▶ [Work to complete]:
Each entry is to be repeated word for word, and the images are to be dropped.

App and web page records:
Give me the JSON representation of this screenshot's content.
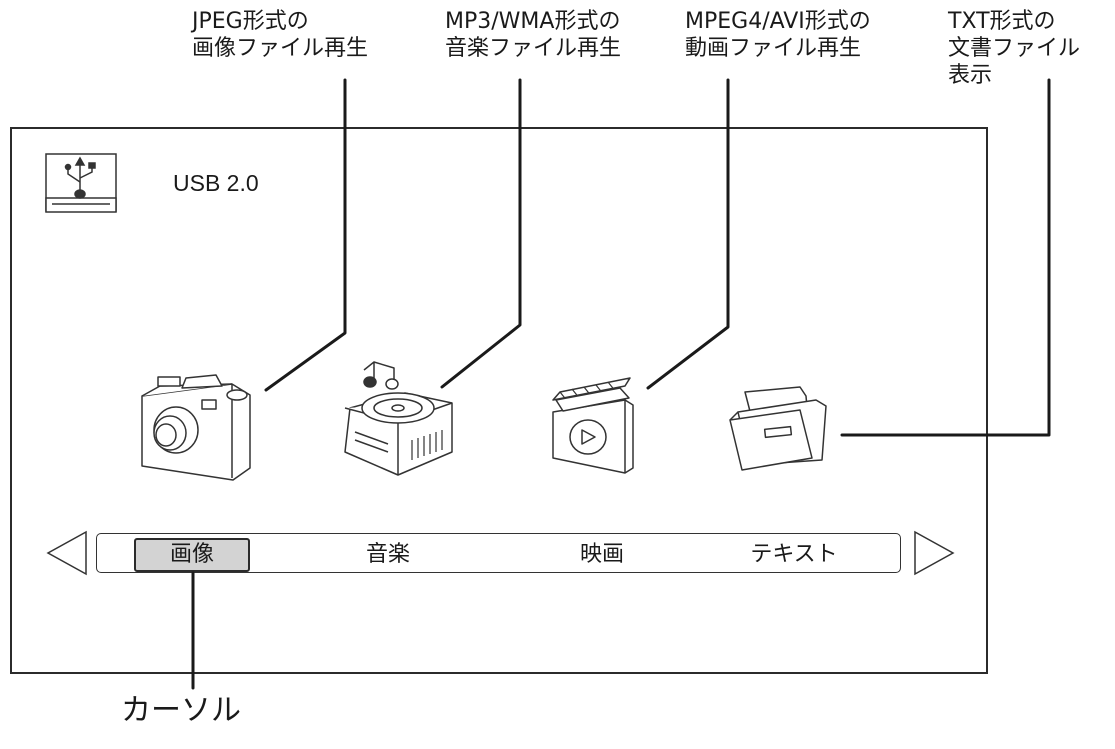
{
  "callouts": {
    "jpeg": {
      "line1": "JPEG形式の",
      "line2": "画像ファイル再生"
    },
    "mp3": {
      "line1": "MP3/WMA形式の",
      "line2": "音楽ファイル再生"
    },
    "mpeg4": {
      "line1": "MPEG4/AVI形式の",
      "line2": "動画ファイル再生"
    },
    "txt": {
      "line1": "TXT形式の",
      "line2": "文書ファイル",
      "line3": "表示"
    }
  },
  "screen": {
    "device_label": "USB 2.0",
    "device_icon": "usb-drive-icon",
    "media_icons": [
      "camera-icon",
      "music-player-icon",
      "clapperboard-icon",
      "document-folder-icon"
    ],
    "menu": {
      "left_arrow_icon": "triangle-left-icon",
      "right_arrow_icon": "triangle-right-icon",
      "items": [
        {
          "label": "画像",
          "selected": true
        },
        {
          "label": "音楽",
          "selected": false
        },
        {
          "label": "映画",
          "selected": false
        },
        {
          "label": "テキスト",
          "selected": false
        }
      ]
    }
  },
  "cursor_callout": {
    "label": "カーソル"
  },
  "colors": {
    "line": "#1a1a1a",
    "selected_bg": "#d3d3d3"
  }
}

▶ [Answer box]:
Give me the JSON representation of this screenshot's content.
{
  "callouts": {
    "jpeg": {
      "line1": "JPEG形式の",
      "line2": "画像ファイル再生"
    },
    "mp3": {
      "line1": "MP3/WMA形式の",
      "line2": "音楽ファイル再生"
    },
    "mpeg4": {
      "line1": "MPEG4/AVI形式の",
      "line2": "動画ファイル再生"
    },
    "txt": {
      "line1": "TXT形式の",
      "line2": "文書ファイル",
      "line3": "表示"
    }
  },
  "screen": {
    "device_label": "USB 2.0",
    "device_icon": "usb-drive-icon",
    "media_icons": [
      "camera-icon",
      "music-player-icon",
      "clapperboard-icon",
      "document-folder-icon"
    ],
    "menu": {
      "left_arrow_icon": "triangle-left-icon",
      "right_arrow_icon": "triangle-right-icon",
      "items": [
        {
          "label": "画像",
          "selected": true
        },
        {
          "label": "音楽",
          "selected": false
        },
        {
          "label": "映画",
          "selected": false
        },
        {
          "label": "テキスト",
          "selected": false
        }
      ]
    }
  },
  "cursor_callout": {
    "label": "カーソル"
  },
  "colors": {
    "line": "#1a1a1a",
    "selected_bg": "#d3d3d3"
  }
}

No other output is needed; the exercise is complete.